The Bata Shoe Museum in Toronto is a cultural gem in a shoe-box-like structure designed by famed architect Raymond Moriyama. Boasting a collection of 13,000 shoes and related artifacts, the museum has four galleries, with displays ranging from Chinese bound-foot shoes and ancient Egyptian sandals to chestnut-crushing clogs and glam platforms.
The current special exhibit “Out of the Box: The Rise of Sneaker Culture” explores the history of the sneaker with some 120 running shoes from the past 150 years. On view are some of the rarest sneakers from the archives of Adidas, Nike, Reebok, PUMA, Converse and England’s Northampton Museums and Art Gallery, with the largest collection of historical footwear in the world. On loan are shoes from rap music legends Run DMC, sneaker guru Bobbito Garcia aka Kool Bob Love and Dee Wells from OSD (Obsessive Sneaker Disorder).
Now termed a “status symbol and icon of urban culture,” the historical beginnings of the sneaker are shown from its emergence in the 19th century to becoming “one of the most democratic forms of footwear” in the 20th century.

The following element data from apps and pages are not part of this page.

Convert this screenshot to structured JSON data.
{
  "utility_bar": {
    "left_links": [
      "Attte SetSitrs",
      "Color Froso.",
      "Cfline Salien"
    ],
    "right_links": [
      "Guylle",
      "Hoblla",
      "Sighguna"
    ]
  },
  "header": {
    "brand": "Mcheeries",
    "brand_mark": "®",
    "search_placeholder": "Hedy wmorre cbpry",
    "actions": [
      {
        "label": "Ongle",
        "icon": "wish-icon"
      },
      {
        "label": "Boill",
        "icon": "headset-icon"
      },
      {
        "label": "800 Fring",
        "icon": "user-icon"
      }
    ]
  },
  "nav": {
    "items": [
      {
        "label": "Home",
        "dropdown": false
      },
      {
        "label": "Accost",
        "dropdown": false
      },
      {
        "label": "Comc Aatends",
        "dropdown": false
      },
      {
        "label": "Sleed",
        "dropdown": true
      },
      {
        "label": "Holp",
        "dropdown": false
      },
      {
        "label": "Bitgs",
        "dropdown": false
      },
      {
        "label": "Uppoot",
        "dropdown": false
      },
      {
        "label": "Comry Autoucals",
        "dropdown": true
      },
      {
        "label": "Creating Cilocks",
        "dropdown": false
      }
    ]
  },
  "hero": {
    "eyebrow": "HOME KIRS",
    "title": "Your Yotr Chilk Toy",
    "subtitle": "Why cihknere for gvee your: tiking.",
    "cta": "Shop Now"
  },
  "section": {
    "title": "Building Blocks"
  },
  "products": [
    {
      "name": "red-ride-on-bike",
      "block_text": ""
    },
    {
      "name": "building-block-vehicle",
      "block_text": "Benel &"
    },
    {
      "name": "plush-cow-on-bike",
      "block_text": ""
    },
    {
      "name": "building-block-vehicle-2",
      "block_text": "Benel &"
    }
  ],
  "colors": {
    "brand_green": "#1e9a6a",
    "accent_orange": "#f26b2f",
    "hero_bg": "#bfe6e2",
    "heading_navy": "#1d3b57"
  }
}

Pro basketball players score points under the net or from the line with passion. They score sneakers on the street just as avidly. Wearing head-turning sneakers is part of ‘who has game’. “Players want to be seen, and they don’t want to look alike,” said Jay Gaspar, the Phoenix Suns’ equipment manager. “Shoes become their identity.”
The N.B.A restricts players’ professional apparel to matching uniforms; they even supply the socks. But sneakers are different – the players are free to express themselves. And they do, with mucho gusto and mucho dinero. (Pleasure and pay checks.)
Go to the link below to see which player has:
- four locations across different states to warehouse his sneaker collection?
- a Nike sponsorship but gives himself a ‘sneaker allowance’ of $2,000 a month to buy more?
- a sneaker vault in his home?
- a 2,000-pair collection?
- shoes accented in gold as a tribute to the Grammy Awards?
- 200 pairs piled in boxes next to his bed?
- splurged on 57 pairs in a single afternoon?
- said he would love to wear a new style every game?
- played in a pair of Air Yeezy 2s — an exceedingly rare sneaker, the product of a collaboration between Nike and the rapper Kanye West?
- claimed to have “the best shoe game in the league”?
1. A Brief History of Sneaker Brands
Check out the link for a gallery of thirteen great pictures. Here’s a cheat sheet:
- 1916 – U.S. Rubber, Keds, original sneaker
- 1917 – Converse Rubber Shoe Company, All Star, high-top basketball shoes
- 1920 – ‘Adi’ Dassler, shoemaker for Jesse Owens (1936); founds Adidas (1948)
- 1937 – PF Flyers (for Posture Foundation), distributes weight evenly
- 1958 – Reebok is founded
- 1960 – New Balance, the Trackster, in multiple widths
- 1970 (circa) – Nike co-founder creates treads with kitchen waffle iron
- 1991 – Reebok, the Pump, custom cushioning
- 2004 – Nike, the Free, original minimal shoe
- 2005 – Vibram, the FiveFingers, sections for each toe
- 2006 – Nike, the Air Max 360, foamless midsole
- 2006 – Nike, the Air Zoom, ‘talks’ to Apple’s iPod nano
- 2011 – Brooks, the PureProject, for a natural stride.
Article by Dave McGinn, The Globe and Mail, May 12, 2012.
2. He Says “Sneakers” and… She Says “Tennis Shoes”
Josh Katz, graphics editor at the New York Times and PhD student – http://www4.ncsu.edu/~jakatz2/ did an online questionnaire on specific word choices across the USA. This map shows the concentration of the use of “sneakers” as a vocabulary item.
Source for map:
and more about this study:
This week’s blog will explore how sneakers have a wedge position in the sub-cultures of fashion and athletics. Are we quietly trading our rubber soles, by another name?